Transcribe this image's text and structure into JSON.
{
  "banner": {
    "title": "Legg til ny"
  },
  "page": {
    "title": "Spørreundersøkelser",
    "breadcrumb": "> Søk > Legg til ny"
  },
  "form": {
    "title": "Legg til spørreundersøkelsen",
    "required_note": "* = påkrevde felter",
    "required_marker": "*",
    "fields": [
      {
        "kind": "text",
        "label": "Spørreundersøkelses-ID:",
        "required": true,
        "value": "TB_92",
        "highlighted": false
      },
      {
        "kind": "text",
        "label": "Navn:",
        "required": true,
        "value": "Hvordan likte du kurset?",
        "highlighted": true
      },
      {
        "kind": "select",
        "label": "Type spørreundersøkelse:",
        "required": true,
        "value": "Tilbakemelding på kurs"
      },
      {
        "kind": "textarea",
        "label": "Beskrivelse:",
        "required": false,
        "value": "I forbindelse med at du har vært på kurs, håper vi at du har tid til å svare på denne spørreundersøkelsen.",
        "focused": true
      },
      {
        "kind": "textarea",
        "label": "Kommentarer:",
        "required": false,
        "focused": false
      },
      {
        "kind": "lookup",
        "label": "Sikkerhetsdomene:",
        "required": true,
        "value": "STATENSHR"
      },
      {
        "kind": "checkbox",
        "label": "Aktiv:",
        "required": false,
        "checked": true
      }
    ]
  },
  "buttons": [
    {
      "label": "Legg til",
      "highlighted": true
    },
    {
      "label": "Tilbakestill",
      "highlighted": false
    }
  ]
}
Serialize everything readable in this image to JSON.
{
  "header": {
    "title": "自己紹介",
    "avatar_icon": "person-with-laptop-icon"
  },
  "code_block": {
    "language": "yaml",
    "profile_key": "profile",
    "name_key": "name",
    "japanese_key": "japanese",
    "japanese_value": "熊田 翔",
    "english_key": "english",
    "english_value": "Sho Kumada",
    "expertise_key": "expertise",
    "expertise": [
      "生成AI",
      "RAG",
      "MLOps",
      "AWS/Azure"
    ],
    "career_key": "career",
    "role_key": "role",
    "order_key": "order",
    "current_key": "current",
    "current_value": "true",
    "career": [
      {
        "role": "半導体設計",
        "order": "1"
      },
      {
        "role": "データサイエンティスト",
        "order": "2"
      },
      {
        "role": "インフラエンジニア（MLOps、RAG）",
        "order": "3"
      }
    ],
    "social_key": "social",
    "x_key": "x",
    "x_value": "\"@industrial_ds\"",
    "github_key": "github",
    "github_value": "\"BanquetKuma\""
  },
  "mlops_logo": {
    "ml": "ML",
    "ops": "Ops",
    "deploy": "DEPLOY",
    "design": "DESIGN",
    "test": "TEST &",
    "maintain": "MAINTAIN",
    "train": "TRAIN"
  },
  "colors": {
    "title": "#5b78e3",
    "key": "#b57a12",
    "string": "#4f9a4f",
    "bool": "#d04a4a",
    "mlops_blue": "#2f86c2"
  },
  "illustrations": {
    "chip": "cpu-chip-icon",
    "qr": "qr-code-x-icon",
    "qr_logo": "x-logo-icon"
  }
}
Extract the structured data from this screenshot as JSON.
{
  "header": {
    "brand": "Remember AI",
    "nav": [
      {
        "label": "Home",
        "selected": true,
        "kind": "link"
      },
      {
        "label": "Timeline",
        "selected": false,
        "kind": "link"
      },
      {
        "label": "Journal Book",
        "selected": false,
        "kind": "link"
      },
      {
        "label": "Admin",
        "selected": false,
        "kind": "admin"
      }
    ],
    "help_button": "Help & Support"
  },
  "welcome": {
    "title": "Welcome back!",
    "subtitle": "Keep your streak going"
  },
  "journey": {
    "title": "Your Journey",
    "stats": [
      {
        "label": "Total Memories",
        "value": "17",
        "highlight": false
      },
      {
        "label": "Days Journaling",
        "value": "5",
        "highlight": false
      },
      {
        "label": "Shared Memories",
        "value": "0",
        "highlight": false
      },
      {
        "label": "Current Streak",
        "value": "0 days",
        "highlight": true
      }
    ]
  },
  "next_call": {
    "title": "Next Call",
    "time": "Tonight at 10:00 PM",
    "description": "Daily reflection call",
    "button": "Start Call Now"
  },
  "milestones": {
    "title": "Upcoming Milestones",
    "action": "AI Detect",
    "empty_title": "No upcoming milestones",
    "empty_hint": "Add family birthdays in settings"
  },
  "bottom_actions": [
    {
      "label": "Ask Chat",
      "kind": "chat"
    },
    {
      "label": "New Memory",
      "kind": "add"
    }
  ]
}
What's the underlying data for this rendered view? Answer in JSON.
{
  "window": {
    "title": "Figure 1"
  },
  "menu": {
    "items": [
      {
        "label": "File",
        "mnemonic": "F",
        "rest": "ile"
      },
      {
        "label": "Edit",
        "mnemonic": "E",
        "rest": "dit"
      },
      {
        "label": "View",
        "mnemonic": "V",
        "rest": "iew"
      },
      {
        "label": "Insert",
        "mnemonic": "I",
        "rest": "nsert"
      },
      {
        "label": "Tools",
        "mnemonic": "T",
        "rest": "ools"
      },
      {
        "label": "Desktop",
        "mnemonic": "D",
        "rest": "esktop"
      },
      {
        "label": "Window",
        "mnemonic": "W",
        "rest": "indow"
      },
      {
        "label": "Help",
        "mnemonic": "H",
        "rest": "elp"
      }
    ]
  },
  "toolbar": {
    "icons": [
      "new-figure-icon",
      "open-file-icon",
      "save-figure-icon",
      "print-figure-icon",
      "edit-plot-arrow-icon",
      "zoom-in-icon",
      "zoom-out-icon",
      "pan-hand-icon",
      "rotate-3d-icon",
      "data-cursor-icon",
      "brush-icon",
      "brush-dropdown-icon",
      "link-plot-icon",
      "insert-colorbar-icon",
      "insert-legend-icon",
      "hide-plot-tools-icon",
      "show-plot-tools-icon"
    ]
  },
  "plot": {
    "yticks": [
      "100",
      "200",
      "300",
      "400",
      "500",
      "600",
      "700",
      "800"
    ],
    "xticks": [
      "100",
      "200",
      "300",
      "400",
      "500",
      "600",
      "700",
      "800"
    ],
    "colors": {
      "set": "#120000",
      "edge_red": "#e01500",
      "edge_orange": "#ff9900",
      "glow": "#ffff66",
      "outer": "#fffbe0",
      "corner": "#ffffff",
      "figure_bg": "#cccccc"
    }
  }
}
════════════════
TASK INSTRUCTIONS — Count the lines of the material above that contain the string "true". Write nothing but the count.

SOLUTION TO THE PROBLEM — 11